Dataset content START

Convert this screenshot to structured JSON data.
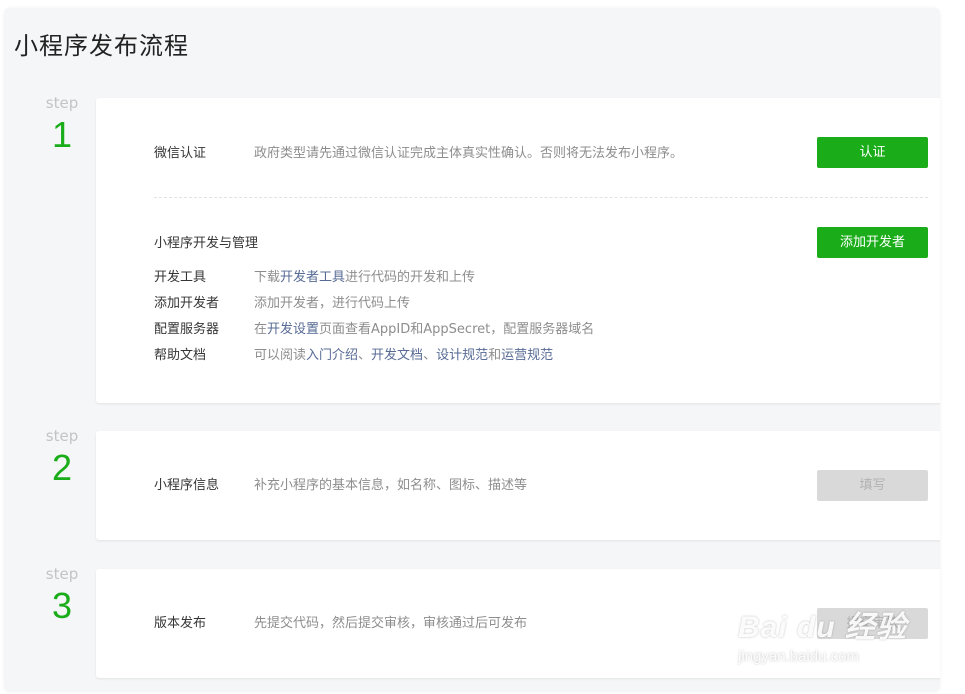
{
  "page": {
    "title": "小程序发布流程"
  },
  "colors": {
    "accent": "#1aad19",
    "link": "#576b95",
    "disabled_bg": "#d9d9d9"
  },
  "steps": [
    {
      "label": "step",
      "number": "1",
      "sections": {
        "verify": {
          "title": "微信认证",
          "desc": "政府类型请先通过微信认证完成主体真实性确认。否则将无法发布小程序。",
          "button": "认证"
        },
        "dev": {
          "title": "小程序开发与管理",
          "button": "添加开发者",
          "items": [
            {
              "label": "开发工具",
              "pre": "下载",
              "link1": "开发者工具",
              "mid": "进行代码的开发和上传"
            },
            {
              "label": "添加开发者",
              "text": "添加开发者，进行代码上传"
            },
            {
              "label": "配置服务器",
              "pre": "在",
              "link1": "开发设置",
              "mid": "页面查看AppID和AppSecret，配置服务器域名"
            },
            {
              "label": "帮助文档",
              "pre": "可以阅读",
              "link1": "入门介绍",
              "sep1": "、",
              "link2": "开发文档",
              "sep2": "、",
              "link3": "设计规范",
              "sep3": "和",
              "link4": "运营规范"
            }
          ]
        }
      }
    },
    {
      "label": "step",
      "number": "2",
      "title": "小程序信息",
      "desc": "补充小程序的基本信息，如名称、图标、描述等",
      "button": "填写"
    },
    {
      "label": "step",
      "number": "3",
      "title": "版本发布",
      "desc": "先提交代码，然后提交审核，审核通过后可发布",
      "button": "提交审核"
    }
  ],
  "watermark": {
    "logo": "Bai du 经验",
    "url": "jingyan.baidu.com"
  }
}
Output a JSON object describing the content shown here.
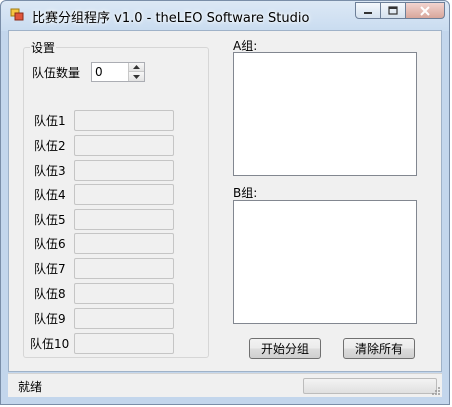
{
  "window": {
    "title": "比赛分组程序 v1.0  -  theLEO Software Studio",
    "icon": "app-icon"
  },
  "settings": {
    "title": "设置",
    "team_count_label": "队伍数量",
    "team_count_value": "0",
    "teams": [
      {
        "label": "队伍1",
        "value": ""
      },
      {
        "label": "队伍2",
        "value": ""
      },
      {
        "label": "队伍3",
        "value": ""
      },
      {
        "label": "队伍4",
        "value": ""
      },
      {
        "label": "队伍5",
        "value": ""
      },
      {
        "label": "队伍6",
        "value": ""
      },
      {
        "label": "队伍7",
        "value": ""
      },
      {
        "label": "队伍8",
        "value": ""
      },
      {
        "label": "队伍9",
        "value": ""
      },
      {
        "label": "队伍10",
        "value": ""
      }
    ]
  },
  "groups": {
    "a_label": "A组:",
    "b_label": "B组:"
  },
  "buttons": {
    "start": "开始分组",
    "clear": "清除所有"
  },
  "status": {
    "text": "就绪",
    "progress": 0
  }
}
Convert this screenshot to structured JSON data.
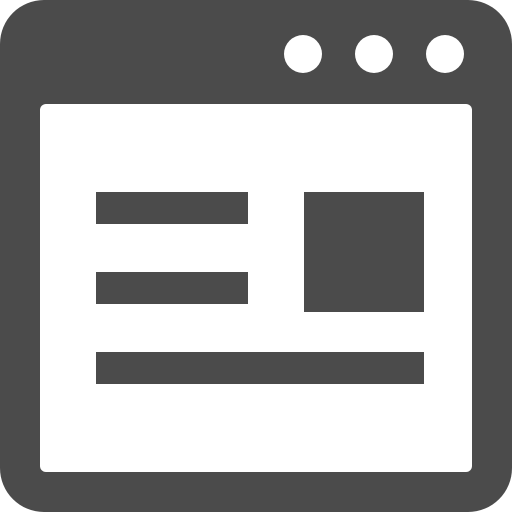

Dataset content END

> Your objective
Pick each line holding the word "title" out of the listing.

> Your solution
    "title": "小程序发布流程"
          "title": "微信认证",
          "title": "小程序开发与管理",
      "title": "小程序信息",
      "title": "版本发布",
    "title": "比赛分组程序 v1.0  -  theLEO Software Studio",
    "title": "设置",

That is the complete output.